The answer to that is that there is a rule of interpretation called the “rule of lenity”, that multiple interpretations are possible, the one most favourable to the defendant will be adopted.


The term is interlocutory appeal, an appeal of a trial court’s ruling prior to judgement.

So suppose in the hypothetical that a trial court judge make a ruling to exclude evidence gathered from a Facebook profile without a warrant. At that point the prosecutor could request a recess in order to file an interlocutory appeal requesting the relevant appeals court overturn the trial court’s ruling excluding the evidence. And if the appeals court overturns the trial court’s ruling then they issue a decision which sends the matter back to the trial court with an order to admit the evidence at issue. The defendant could appeal the appeal’s court’s ruling to the relevant state or US high court.

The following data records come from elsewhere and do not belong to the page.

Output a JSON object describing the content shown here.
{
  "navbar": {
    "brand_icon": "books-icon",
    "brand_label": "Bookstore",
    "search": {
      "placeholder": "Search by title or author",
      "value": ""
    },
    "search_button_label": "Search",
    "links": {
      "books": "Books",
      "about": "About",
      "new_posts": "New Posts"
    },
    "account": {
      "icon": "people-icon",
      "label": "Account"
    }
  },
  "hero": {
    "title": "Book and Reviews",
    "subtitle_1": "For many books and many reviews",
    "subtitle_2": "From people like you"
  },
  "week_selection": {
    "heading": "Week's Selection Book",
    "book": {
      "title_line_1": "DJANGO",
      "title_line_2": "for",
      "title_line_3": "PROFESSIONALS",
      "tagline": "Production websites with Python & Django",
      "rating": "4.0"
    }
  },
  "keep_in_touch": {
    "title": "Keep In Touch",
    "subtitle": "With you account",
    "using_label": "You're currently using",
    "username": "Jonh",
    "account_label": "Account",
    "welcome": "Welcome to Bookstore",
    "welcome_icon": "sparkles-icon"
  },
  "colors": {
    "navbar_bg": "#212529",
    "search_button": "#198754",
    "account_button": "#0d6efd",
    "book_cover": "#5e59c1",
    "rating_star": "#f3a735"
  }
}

Generally the state high court* and the US Supreme Court are not required to hear an appeal and could let the appeals court or trial court’s ruling stand without hearing arguments.

And if the appeals court initially upholds the trial court’s exclusion of evidence the prosecutor could attempt to appeal that ruling to the relevant state high court or US Supreme Court.

  • The name of the highest court of appeal in a state court system is not uniformly called that state’s “Supreme Court”. In New York state The Supreme Court of the State of New York is a trial court, where most trials in cases of general jurisdictions would be held.

Obviously not a universal answer to the OP, but Brennan v HMA was a Scottish appeal that set/confirmed the precedent that intoxication could not ever be used as defence in a murder trial in Scotland.

It seems that the defence tried to prove insanity (a “special defence” in Scotland) and alternatively requested that the jury find the accused guilty of the lesser crime of culpable homicide. The original judge forbade the jury from each of these verdicts - I believe he did this in order to intentionally force an appeal and thereby get the higher court to forever banish these defences.